Planets spin. Stars spin. Galaxies spin. Why not the universe?
British radio astronomer Paul Birch says he now has evidence to suggest the cosmos as a whole is indeed rotating.
If true, this would have what Birch calls ''drastic cosmological consequences'' for theories of the nature and destiny of the universe.
Underlying most such theories is the widely held assumption that, on a sufficiently large scale, the universe has no preferred position or direction. It would appear fairly much the same from whatever point in space you happened to view it and in whatever direction you looked.
This assumption is called the cosmological principle.
Equally fundamental is an assumption called Mach's principle. This holds that the motion of a particle has meaning only in relation to the rest of the matter in the universe.
Birch says that the rotation of the universe as a whole, which his findings imply, would be incompatible with both of these ''principles.''
The University of Manchester scientist outlined his data in Nature this past summer. They concern a sampling of double radio sources - that is, objects with two sources emitting radio noise. Such objects generally have an elongated shape.
Birch measured both the orientation of these objects with respect to a standard direction and the orientation of their magnetic fields.

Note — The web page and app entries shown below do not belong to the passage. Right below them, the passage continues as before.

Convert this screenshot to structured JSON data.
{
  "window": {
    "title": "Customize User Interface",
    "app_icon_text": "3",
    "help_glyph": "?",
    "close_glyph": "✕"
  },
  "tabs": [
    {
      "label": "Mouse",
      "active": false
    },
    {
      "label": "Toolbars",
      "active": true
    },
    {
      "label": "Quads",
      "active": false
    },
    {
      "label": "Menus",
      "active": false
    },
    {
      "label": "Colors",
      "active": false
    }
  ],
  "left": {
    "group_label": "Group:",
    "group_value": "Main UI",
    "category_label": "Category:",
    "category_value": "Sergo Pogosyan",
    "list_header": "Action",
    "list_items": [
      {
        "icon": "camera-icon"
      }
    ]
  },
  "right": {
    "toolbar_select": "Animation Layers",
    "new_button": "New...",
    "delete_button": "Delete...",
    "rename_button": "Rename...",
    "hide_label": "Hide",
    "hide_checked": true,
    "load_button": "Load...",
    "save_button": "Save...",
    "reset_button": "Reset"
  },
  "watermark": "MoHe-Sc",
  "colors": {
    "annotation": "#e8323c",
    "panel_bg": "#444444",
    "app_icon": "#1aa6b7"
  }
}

He expected that the angles between the directions of the objects and the directions of the magnetic fields would be more or less randomly distributed around the sky. Instead, he found them to be highly organized. They are generally positive in one half of the sky and negative in the other half.
In other words, the radio sources seem to be systematically oriented. After considering various alternatives, Birch has concluded that ''such a phenomenon can only have a physical explanation on a cosmic scale; an attractive theory is that . . . the Universe is rotating.'' This would mean that the radio sources were aligned with this overall cosmic rotation.
It would be a spin rate of one complete rotation in about 63,000 billion years. That's a rather slow waltz. But it's fast enough to shake the foundations of many cosmological theories.
John Barrow of the University of Sussex has noted that the spin appears to rule out all the standard models of the cosmos in which the current expansion of the universe would eventually reverse itself, causing the universe to collapse. Instead, the spin may imply that the universe will go on expanding forever.
Cosmologists will not be especially dismayed if Birch's suggestion turns out to be true. Many have developed models of the cosmos that do not depend on Mach's principle and the cosmological principle.
Thus the discovery of the waltzing universe may be a welcome stimulus to creative thinking about the nature of the cosmos in which we live.